→ **PROBLEM REQUIREMENTS**
Copy the listing exactly, leaving out every picture.

→ **EXERCISE MATERIAL**
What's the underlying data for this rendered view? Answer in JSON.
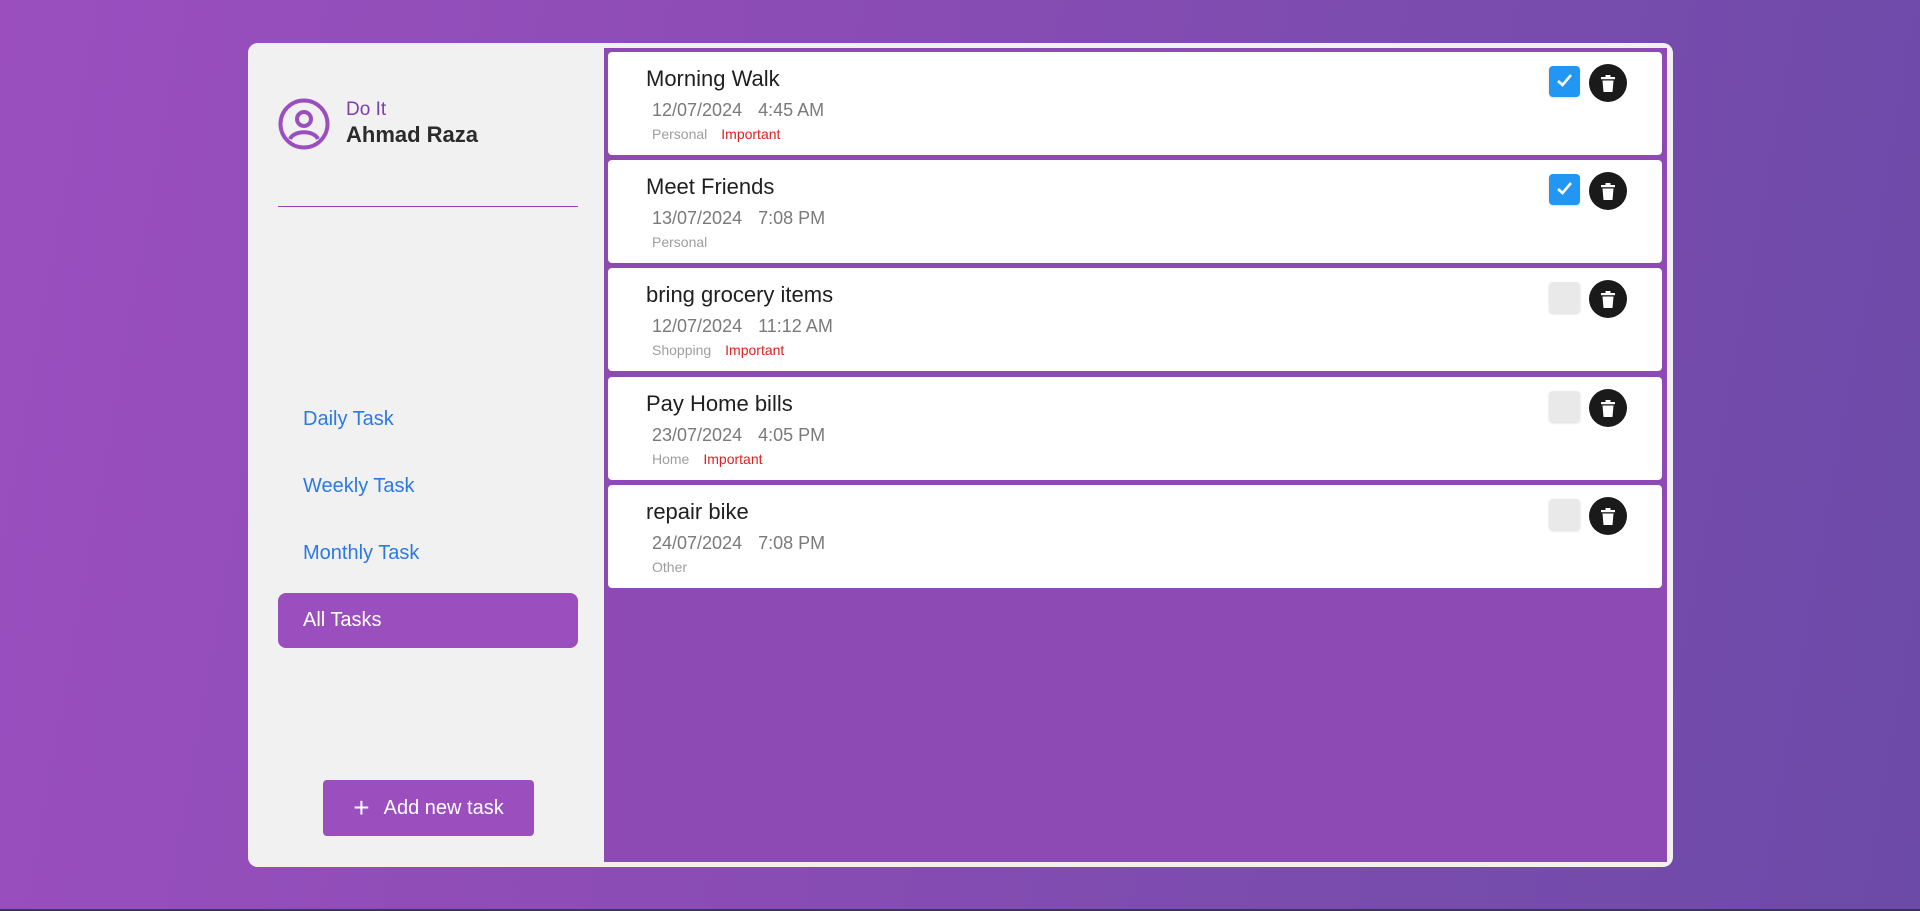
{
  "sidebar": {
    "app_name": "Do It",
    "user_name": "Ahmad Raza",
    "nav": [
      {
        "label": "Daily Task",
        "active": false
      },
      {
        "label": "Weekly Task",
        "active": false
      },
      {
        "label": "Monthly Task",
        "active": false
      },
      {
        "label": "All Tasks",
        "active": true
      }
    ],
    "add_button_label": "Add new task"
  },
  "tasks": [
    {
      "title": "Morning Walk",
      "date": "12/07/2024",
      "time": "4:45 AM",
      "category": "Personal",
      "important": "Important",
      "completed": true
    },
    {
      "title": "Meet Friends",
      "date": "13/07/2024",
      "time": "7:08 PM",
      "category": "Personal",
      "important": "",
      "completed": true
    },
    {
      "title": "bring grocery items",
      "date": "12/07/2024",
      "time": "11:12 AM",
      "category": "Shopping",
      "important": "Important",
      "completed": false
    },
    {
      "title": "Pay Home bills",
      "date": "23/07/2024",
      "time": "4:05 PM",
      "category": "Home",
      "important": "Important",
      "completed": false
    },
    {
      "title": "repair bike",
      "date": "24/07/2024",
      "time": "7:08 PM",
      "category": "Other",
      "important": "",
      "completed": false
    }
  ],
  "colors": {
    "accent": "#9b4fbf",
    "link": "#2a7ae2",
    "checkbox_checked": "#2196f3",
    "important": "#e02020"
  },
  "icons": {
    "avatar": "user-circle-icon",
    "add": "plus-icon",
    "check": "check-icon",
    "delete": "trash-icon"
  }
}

→ **RESPONSE TO THIS TASK**
What's the underlying data for this rendered view? Answer in JSON.
{
  "sidebar": {
    "app_name": "Do It",
    "user_name": "Ahmad Raza",
    "nav": [
      {
        "label": "Daily Task",
        "active": false
      },
      {
        "label": "Weekly Task",
        "active": false
      },
      {
        "label": "Monthly Task",
        "active": false
      },
      {
        "label": "All Tasks",
        "active": true
      }
    ],
    "add_button_label": "Add new task"
  },
  "tasks": [
    {
      "title": "Morning Walk",
      "date": "12/07/2024",
      "time": "4:45 AM",
      "category": "Personal",
      "important": "Important",
      "completed": true
    },
    {
      "title": "Meet Friends",
      "date": "13/07/2024",
      "time": "7:08 PM",
      "category": "Personal",
      "important": "",
      "completed": true
    },
    {
      "title": "bring grocery items",
      "date": "12/07/2024",
      "time": "11:12 AM",
      "category": "Shopping",
      "important": "Important",
      "completed": false
    },
    {
      "title": "Pay Home bills",
      "date": "23/07/2024",
      "time": "4:05 PM",
      "category": "Home",
      "important": "Important",
      "completed": false
    },
    {
      "title": "repair bike",
      "date": "24/07/2024",
      "time": "7:08 PM",
      "category": "Other",
      "important": "",
      "completed": false
    }
  ],
  "colors": {
    "accent": "#9b4fbf",
    "link": "#2a7ae2",
    "checkbox_checked": "#2196f3",
    "important": "#e02020"
  },
  "icons": {
    "avatar": "user-circle-icon",
    "add": "plus-icon",
    "check": "check-icon",
    "delete": "trash-icon"
  }
}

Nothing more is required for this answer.